### Aim of the task
An identical copy of all the entries is the required result.

### Provided data

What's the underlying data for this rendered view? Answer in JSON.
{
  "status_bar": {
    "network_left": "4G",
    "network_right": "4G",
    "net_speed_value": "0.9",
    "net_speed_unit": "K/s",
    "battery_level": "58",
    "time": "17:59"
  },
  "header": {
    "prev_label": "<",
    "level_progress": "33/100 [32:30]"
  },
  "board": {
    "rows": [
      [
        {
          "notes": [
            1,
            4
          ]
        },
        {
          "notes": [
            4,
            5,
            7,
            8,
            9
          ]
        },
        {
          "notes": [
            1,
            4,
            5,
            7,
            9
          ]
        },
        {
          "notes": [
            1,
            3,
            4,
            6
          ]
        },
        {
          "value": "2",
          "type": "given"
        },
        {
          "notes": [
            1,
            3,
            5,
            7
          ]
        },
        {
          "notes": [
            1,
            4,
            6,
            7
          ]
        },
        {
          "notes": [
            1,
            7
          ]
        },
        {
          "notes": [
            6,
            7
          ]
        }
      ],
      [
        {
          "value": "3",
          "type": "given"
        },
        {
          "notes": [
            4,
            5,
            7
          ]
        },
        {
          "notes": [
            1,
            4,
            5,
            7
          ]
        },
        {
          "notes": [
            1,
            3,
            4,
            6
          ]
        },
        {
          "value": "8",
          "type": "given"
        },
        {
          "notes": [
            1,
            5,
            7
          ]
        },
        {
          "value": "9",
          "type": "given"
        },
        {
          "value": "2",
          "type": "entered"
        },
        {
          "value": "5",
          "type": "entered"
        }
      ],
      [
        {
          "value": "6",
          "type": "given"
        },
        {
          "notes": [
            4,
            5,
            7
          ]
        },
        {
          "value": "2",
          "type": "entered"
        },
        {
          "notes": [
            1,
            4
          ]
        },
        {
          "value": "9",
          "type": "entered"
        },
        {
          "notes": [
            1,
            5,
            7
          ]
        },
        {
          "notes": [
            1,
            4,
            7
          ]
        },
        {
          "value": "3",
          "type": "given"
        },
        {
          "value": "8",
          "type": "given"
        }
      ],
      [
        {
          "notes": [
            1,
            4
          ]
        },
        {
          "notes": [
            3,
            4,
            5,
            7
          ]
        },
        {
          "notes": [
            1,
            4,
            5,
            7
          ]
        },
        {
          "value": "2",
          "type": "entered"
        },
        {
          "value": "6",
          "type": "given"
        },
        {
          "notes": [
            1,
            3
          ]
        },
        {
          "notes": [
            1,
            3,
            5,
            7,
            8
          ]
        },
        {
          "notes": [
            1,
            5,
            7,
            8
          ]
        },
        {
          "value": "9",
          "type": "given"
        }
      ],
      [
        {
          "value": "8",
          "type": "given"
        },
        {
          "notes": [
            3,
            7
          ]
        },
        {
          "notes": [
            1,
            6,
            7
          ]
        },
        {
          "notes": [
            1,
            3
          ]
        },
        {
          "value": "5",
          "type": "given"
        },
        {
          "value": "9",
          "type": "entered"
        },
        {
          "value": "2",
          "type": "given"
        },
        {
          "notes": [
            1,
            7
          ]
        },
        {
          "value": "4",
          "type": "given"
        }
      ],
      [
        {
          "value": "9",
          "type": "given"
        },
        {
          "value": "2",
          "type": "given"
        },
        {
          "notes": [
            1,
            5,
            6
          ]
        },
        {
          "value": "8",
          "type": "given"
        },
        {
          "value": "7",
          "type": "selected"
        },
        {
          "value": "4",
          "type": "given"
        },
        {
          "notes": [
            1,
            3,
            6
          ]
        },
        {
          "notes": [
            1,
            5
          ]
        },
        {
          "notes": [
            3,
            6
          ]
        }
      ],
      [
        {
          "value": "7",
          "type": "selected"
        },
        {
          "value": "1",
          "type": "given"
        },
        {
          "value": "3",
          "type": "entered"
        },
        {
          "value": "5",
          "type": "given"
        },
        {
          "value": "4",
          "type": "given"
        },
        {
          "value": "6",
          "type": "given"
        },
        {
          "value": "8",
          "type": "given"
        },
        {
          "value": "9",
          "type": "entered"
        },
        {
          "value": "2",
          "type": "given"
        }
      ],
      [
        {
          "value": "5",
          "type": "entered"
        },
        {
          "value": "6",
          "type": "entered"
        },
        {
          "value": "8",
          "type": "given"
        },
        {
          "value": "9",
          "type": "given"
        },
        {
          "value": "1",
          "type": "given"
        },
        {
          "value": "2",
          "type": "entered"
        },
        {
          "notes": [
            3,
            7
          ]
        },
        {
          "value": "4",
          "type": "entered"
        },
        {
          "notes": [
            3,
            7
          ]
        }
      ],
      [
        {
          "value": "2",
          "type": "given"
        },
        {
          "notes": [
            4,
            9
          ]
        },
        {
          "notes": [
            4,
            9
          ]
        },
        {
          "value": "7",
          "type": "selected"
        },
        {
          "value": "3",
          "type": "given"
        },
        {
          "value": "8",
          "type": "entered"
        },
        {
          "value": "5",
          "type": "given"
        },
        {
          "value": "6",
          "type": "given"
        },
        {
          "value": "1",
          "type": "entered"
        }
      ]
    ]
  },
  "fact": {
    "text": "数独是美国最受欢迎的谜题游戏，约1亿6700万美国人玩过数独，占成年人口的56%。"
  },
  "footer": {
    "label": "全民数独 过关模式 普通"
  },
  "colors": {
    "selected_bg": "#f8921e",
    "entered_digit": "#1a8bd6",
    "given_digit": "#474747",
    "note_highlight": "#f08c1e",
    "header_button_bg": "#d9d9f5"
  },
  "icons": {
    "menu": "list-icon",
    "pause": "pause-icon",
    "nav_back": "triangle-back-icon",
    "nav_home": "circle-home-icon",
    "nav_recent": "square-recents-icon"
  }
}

### Reply
What's the underlying data for this rendered view? Answer in JSON.
{
  "status_bar": {
    "network_left": "4G",
    "network_right": "4G",
    "net_speed_value": "0.9",
    "net_speed_unit": "K/s",
    "battery_level": "58",
    "time": "17:59"
  },
  "header": {
    "prev_label": "<",
    "level_progress": "33/100 [32:30]"
  },
  "board": {
    "rows": [
      [
        {
          "notes": [
            1,
            4
          ]
        },
        {
          "notes": [
            4,
            5,
            7,
            8,
            9
          ]
        },
        {
          "notes": [
            1,
            4,
            5,
            7,
            9
          ]
        },
        {
          "notes": [
            1,
            3,
            4,
            6
          ]
        },
        {
          "value": "2",
          "type": "given"
        },
        {
          "notes": [
            1,
            3,
            5,
            7
          ]
        },
        {
          "notes": [
            1,
            4,
            6,
            7
          ]
        },
        {
          "notes": [
            1,
            7
          ]
        },
        {
          "notes": [
            6,
            7
          ]
        }
      ],
      [
        {
          "value": "3",
          "type": "given"
        },
        {
          "notes": [
            4,
            5,
            7
          ]
        },
        {
          "notes": [
            1,
            4,
            5,
            7
          ]
        },
        {
          "notes": [
            1,
            3,
            4,
            6
          ]
        },
        {
          "value": "8",
          "type": "given"
        },
        {
          "notes": [
            1,
            5,
            7
          ]
        },
        {
          "value": "9",
          "type": "given"
        },
        {
          "value": "2",
          "type": "entered"
        },
        {
          "value": "5",
          "type": "entered"
        }
      ],
      [
        {
          "value": "6",
          "type": "given"
        },
        {
          "notes": [
            4,
            5,
            7
          ]
        },
        {
          "value": "2",
          "type": "entered"
        },
        {
          "notes": [
            1,
            4
          ]
        },
        {
          "value": "9",
          "type": "entered"
        },
        {
          "notes": [
            1,
            5,
            7
          ]
        },
        {
          "notes": [
            1,
            4,
            7
          ]
        },
        {
          "value": "3",
          "type": "given"
        },
        {
          "value": "8",
          "type": "given"
        }
      ],
      [
        {
          "notes": [
            1,
            4
          ]
        },
        {
          "notes": [
            3,
            4,
            5,
            7
          ]
        },
        {
          "notes": [
            1,
            4,
            5,
            7
          ]
        },
        {
          "value": "2",
          "type": "entered"
        },
        {
          "value": "6",
          "type": "given"
        },
        {
          "notes": [
            1,
            3
          ]
        },
        {
          "notes": [
            1,
            3,
            5,
            7,
            8
          ]
        },
        {
          "notes": [
            1,
            5,
            7,
            8
          ]
        },
        {
          "value": "9",
          "type": "given"
        }
      ],
      [
        {
          "value": "8",
          "type": "given"
        },
        {
          "notes": [
            3,
            7
          ]
        },
        {
          "notes": [
            1,
            6,
            7
          ]
        },
        {
          "notes": [
            1,
            3
          ]
        },
        {
          "value": "5",
          "type": "given"
        },
        {
          "value": "9",
          "type": "entered"
        },
        {
          "value": "2",
          "type": "given"
        },
        {
          "notes": [
            1,
            7
          ]
        },
        {
          "value": "4",
          "type": "given"
        }
      ],
      [
        {
          "value": "9",
          "type": "given"
        },
        {
          "value": "2",
          "type": "given"
        },
        {
          "notes": [
            1,
            5,
            6
          ]
        },
        {
          "value": "8",
          "type": "given"
        },
        {
          "value": "7",
          "type": "selected"
        },
        {
          "value": "4",
          "type": "given"
        },
        {
          "notes": [
            1,
            3,
            6
          ]
        },
        {
          "notes": [
            1,
            5
          ]
        },
        {
          "notes": [
            3,
            6
          ]
        }
      ],
      [
        {
          "value": "7",
          "type": "selected"
        },
        {
          "value": "1",
          "type": "given"
        },
        {
          "value": "3",
          "type": "entered"
        },
        {
          "value": "5",
          "type": "given"
        },
        {
          "value": "4",
          "type": "given"
        },
        {
          "value": "6",
          "type": "given"
        },
        {
          "value": "8",
          "type": "given"
        },
        {
          "value": "9",
          "type": "entered"
        },
        {
          "value": "2",
          "type": "given"
        }
      ],
      [
        {
          "value": "5",
          "type": "entered"
        },
        {
          "value": "6",
          "type": "entered"
        },
        {
          "value": "8",
          "type": "given"
        },
        {
          "value": "9",
          "type": "given"
        },
        {
          "value": "1",
          "type": "given"
        },
        {
          "value": "2",
          "type": "entered"
        },
        {
          "notes": [
            3,
            7
          ]
        },
        {
          "value": "4",
          "type": "entered"
        },
        {
          "notes": [
            3,
            7
          ]
        }
      ],
      [
        {
          "value": "2",
          "type": "given"
        },
        {
          "notes": [
            4,
            9
          ]
        },
        {
          "notes": [
            4,
            9
          ]
        },
        {
          "value": "7",
          "type": "selected"
        },
        {
          "value": "3",
          "type": "given"
        },
        {
          "value": "8",
          "type": "entered"
        },
        {
          "value": "5",
          "type": "given"
        },
        {
          "value": "6",
          "type": "given"
        },
        {
          "value": "1",
          "type": "entered"
        }
      ]
    ]
  },
  "fact": {
    "text": "数独是美国最受欢迎的谜题游戏，约1亿6700万美国人玩过数独，占成年人口的56%。"
  },
  "footer": {
    "label": "全民数独 过关模式 普通"
  },
  "colors": {
    "selected_bg": "#f8921e",
    "entered_digit": "#1a8bd6",
    "given_digit": "#474747",
    "note_highlight": "#f08c1e",
    "header_button_bg": "#d9d9f5"
  },
  "icons": {
    "menu": "list-icon",
    "pause": "pause-icon",
    "nav_back": "triangle-back-icon",
    "nav_home": "circle-home-icon",
    "nav_recent": "square-recents-icon"
  }
}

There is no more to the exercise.